Nature-based coastal defenses in southeast Florida, 2014

Produced by The Nature Conservancy.


2013 Mid-Atlantic Living Shorelines Summit proceedings and presentations


Rethinking Living shorelines, 2012.

Pilkey, O.H., N. Longo, R. Young, and A. Coburn. 2012. Program for the Study of Developed Shorelines, Western Carolina University.


Living shorelines: Impacts of erosion control strategies on coastal habitats, 2010

Atlantic States Marine Fisheries Commission Habitat Management Series #10.


Effects of coastal development on nearshore estuarine nekton communities, 2008

Bilkovic. D.M. and M.M. Roggero. 2008. Marine Ecology Progress Series. Vol. 358: 27-39.


Mitigating shore erosion along sheltered coasts, 2007.

National Research Council. 2007. Mitigating shore erosion along sheltered coasts. The National Academies Press, Washington, DC.

This report by the National Research Council is the first major assessment of erosion and armoring on sheltered coastlines, as opposed to high-energy beaches. It highlights the consequences of cumulative loss of many small parcels of shoreline habitat. Each one of those individual property owners who hardens their bit of shoreline is a domino contributing to negative impacts. Available for free download.


The importance of habitat created by molluscan shellfish to managed species along the Atlantic coast of the United States, 2007.

Coen, L.D. and R.E. Grizzle. 2007. Atlantic States Marine Fisheries Commission, Habitat Management Series #8.


Management, policy, science and engineering of nonstructural erosion control in the Chesapeake Bay.

Proceedings of the 2006 Living Shoreline Summit. CRC Publ. No. 08-164, Gloucester Point, VA. 136pp.


The tide doesn’t go out anymore – the effect of bulkheads on urban bay shorelines, 1999

This paper by Scott Douglass and Brad Pickel is an important milestone in LSL history. It reports that 30% of Mobile Bay had been armored by 1997, and draws attention to the impacts of shoreline hardening.


Coastal armoring: effects, principles and mitigation, 1986

Dean, R.G. 1986. Coastal armoring: effects, principles and mitigation. Coastal Engineering Proceedings No. 20 (1986).

Sea level rise, climate change and blue carbon

Macroclimatic change expected to transform coastal wetland ecosystems this century, 2017 

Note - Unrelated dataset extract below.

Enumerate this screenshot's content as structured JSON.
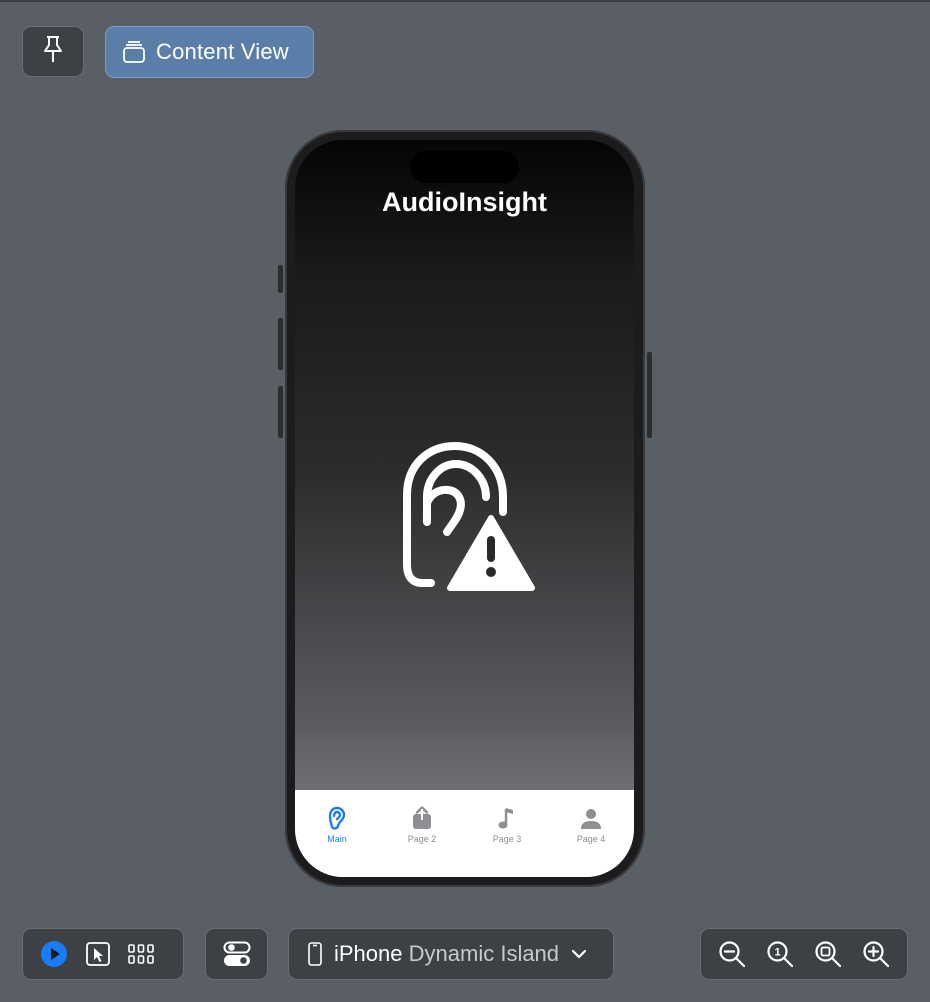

Gabler, C.A., M.J. Osland, J.B. Grace, C.L. Stagg, R.H. Day, et al. 2017. Macroclimatic change expected to transform coastal wetland ecosystems this century. Nature Climate Change 7, 142-147.


Living shorelines: coastal resilience with a blue carbon benefit, 2015

Davis, J.L., C.A. Currin, C. O’Brien, C. Raffenburg, A. Davis. 2015. PLoS ONE 10(11): e0142595.


Restore-Adapt-Mitigate: Responding to climate change through coastal habitat restoration, 2012

Produced by Restore America’s Estuaries


Preparing for climate changes with living shorelines, webinar

Produced by Georgetown Climate Center.